§ Recorded data:

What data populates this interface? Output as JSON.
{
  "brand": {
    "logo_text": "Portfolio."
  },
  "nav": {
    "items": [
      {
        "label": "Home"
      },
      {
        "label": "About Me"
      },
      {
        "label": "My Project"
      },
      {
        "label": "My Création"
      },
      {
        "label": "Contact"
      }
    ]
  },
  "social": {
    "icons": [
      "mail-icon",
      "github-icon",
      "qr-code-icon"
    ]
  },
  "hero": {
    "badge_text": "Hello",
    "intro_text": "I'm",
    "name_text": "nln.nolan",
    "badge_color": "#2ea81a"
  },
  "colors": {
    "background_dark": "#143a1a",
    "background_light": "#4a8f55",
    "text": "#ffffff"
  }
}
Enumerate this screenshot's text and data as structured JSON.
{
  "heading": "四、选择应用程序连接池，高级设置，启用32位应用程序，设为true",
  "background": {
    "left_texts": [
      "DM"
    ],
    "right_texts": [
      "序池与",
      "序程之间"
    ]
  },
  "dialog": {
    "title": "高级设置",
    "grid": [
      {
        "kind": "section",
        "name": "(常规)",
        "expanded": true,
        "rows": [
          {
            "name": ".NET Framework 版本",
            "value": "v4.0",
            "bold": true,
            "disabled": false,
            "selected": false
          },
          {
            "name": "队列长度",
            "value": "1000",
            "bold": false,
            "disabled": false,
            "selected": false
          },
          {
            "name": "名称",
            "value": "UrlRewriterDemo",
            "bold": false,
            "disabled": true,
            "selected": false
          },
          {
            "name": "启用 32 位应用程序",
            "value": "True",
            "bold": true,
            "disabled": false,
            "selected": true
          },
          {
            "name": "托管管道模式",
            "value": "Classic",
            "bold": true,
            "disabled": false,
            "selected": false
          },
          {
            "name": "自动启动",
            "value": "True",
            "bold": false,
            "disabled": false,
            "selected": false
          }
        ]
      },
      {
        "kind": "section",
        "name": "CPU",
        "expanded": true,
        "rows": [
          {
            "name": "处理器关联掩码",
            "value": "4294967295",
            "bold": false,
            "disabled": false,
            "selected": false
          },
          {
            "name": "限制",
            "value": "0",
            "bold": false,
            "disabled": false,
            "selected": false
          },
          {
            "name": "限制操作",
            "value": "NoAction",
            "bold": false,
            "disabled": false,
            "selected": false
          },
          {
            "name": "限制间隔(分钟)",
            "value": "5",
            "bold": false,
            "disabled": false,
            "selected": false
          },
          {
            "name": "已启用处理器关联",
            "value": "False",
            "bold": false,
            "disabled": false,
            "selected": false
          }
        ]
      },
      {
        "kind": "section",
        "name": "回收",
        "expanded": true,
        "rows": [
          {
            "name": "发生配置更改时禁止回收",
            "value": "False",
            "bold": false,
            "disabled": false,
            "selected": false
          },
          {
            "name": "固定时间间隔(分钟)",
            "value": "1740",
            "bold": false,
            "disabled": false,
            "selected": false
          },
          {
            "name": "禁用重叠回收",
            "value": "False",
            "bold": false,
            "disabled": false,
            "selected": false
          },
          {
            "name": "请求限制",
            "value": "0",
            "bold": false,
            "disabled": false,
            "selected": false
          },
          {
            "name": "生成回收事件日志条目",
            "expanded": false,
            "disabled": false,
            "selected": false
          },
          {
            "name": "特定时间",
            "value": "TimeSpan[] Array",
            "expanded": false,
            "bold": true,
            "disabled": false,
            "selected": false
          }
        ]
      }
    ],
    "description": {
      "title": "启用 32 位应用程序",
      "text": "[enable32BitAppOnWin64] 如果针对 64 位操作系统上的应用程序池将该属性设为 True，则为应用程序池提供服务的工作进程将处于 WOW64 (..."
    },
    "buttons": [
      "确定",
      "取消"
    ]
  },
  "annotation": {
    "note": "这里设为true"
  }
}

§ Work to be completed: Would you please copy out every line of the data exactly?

§ Answer area:
What data populates this interface? Output as JSON.
{
  "brand": {
    "logo_text": "Portfolio."
  },
  "nav": {
    "items": [
      {
        "label": "Home"
      },
      {
        "label": "About Me"
      },
      {
        "label": "My Project"
      },
      {
        "label": "My Création"
      },
      {
        "label": "Contact"
      }
    ]
  },
  "social": {
    "icons": [
      "mail-icon",
      "github-icon",
      "qr-code-icon"
    ]
  },
  "hero": {
    "badge_text": "Hello",
    "intro_text": "I'm",
    "name_text": "nln.nolan",
    "badge_color": "#2ea81a"
  },
  "colors": {
    "background_dark": "#143a1a",
    "background_light": "#4a8f55",
    "text": "#ffffff"
  }
}
Enumerate this screenshot's text and data as structured JSON.
{
  "heading": "四、选择应用程序连接池，高级设置，启用32位应用程序，设为true",
  "background": {
    "left_texts": [
      "DM"
    ],
    "right_texts": [
      "序池与",
      "序程之间"
    ]
  },
  "dialog": {
    "title": "高级设置",
    "grid": [
      {
        "kind": "section",
        "name": "(常规)",
        "expanded": true,
        "rows": [
          {
            "name": ".NET Framework 版本",
            "value": "v4.0",
            "bold": true,
            "disabled": false,
            "selected": false
          },
          {
            "name": "队列长度",
            "value": "1000",
            "bold": false,
            "disabled": false,
            "selected": false
          },
          {
            "name": "名称",
            "value": "UrlRewriterDemo",
            "bold": false,
            "disabled": true,
            "selected": false
          },
          {
            "name": "启用 32 位应用程序",
            "value": "True",
            "bold": true,
            "disabled": false,
            "selected": true
          },
          {
            "name": "托管管道模式",
            "value": "Classic",
            "bold": true,
            "disabled": false,
            "selected": false
          },
          {
            "name": "自动启动",
            "value": "True",
            "bold": false,
            "disabled": false,
            "selected": false
          }
        ]
      },
      {
        "kind": "section",
        "name": "CPU",
        "expanded": true,
        "rows": [
          {
            "name": "处理器关联掩码",
            "value": "4294967295",
            "bold": false,
            "disabled": false,
            "selected": false
          },
          {
            "name": "限制",
            "value": "0",
            "bold": false,
            "disabled": false,
            "selected": false
          },
          {
            "name": "限制操作",
            "value": "NoAction",
            "bold": false,
            "disabled": false,
            "selected": false
          },
          {
            "name": "限制间隔(分钟)",
            "value": "5",
            "bold": false,
            "disabled": false,
            "selected": false
          },
          {
            "name": "已启用处理器关联",
            "value": "False",
            "bold": false,
            "disabled": false,
            "selected": false
          }
        ]
      },
      {
        "kind": "section",
        "name": "回收",
        "expanded": true,
        "rows": [
          {
            "name": "发生配置更改时禁止回收",
            "value": "False",
            "bold": false,
            "disabled": false,
            "selected": false
          },
          {
            "name": "固定时间间隔(分钟)",
            "value": "1740",
            "bold": false,
            "disabled": false,
            "selected": false
          },
          {
            "name": "禁用重叠回收",
            "value": "False",
            "bold": false,
            "disabled": false,
            "selected": false
          },
          {
            "name": "请求限制",
            "value": "0",
            "bold": false,
            "disabled": false,
            "selected": false
          },
          {
            "name": "生成回收事件日志条目",
            "expanded": false,
            "disabled": false,
            "selected": false
          },
          {
            "name": "特定时间",
            "value": "TimeSpan[] Array",
            "expanded": false,
            "bold": true,
            "disabled": false,
            "selected": false
          }
        ]
      }
    ],
    "description": {
      "title": "启用 32 位应用程序",
      "text": "[enable32BitAppOnWin64] 如果针对 64 位操作系统上的应用程序池将该属性设为 True，则为应用程序池提供服务的工作进程将处于 WOW64 (..."
    },
    "buttons": [
      "确定",
      "取消"
    ]
  },
  "annotation": {
    "note": "这里设为true"
  }
}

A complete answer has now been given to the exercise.